                        >and Brimstone crowd of Christianity.

                        I can too, but I myself haven't seen these Buddhist meditations being mis-used by those wanting to manipulate *others* into doing stuff. I have seen Christians do it a lot. I'm sure the Buddhists have done it too, but I don't live in a largely Buddhist country :-)

                        --Greg
                      • Jeff Belyea
                        ... Nice distinction. The silence of this type of meditation does not impose the way the spoken and shouted words of fundamentalism do. So the parallel only
                        Message 11 of 11 , May 29, 2003
                          --- In meditationsocietyofamerica@yahoogroups.com, Greg Goode <
                          goode@d...> wrote:
                          > At 07:05 PM 5/29/2003 +0000, Jeff Belyea wrote:
                          >
                          > >This is an awesome bit of Buddhism. Thanks.
                          > >While I can admire their goals, I can't
                          > >say that their strategy does a whole lot
                          > >to appeal to me.
                          > >
                          > >I can see the parallel to the Hell, Fire
                          > >and Brimstone crowd of Christianity.
                          >
                          > I can too, but I myself haven't seen these Buddhist meditations being mis-used by those wanting to manipulate *others* into doing stuff. I have seen Christians do it a lot. I'm sure the Buddhists have done it too, but I don't live in a largely Buddhist country :-)
                          >
                          > --Greg

                          Nice distinction.

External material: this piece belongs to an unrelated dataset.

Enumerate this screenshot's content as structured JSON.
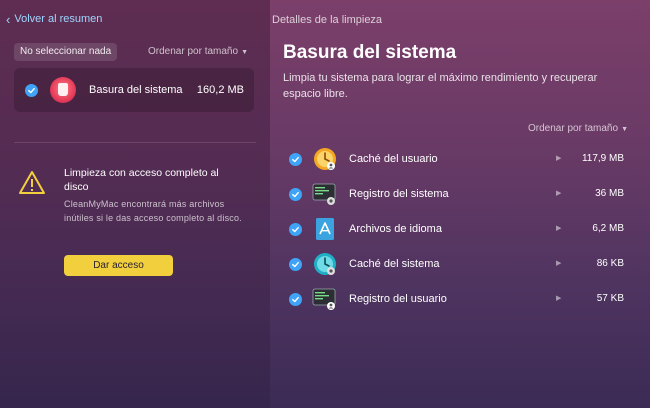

The silence of
                          this type of meditation does not
                          impose the way the spoken and
                          shouted words of fundamentalism
                          do. So the parallel only runs
                          to the "hell" imagery; each
                          finding that imagery distressful,
                          one as a consegrated act and
                          the other as an avoidance strategy.

                          Jeff
                        Your message has been successfully submitted and would be delivered to recipients shortly.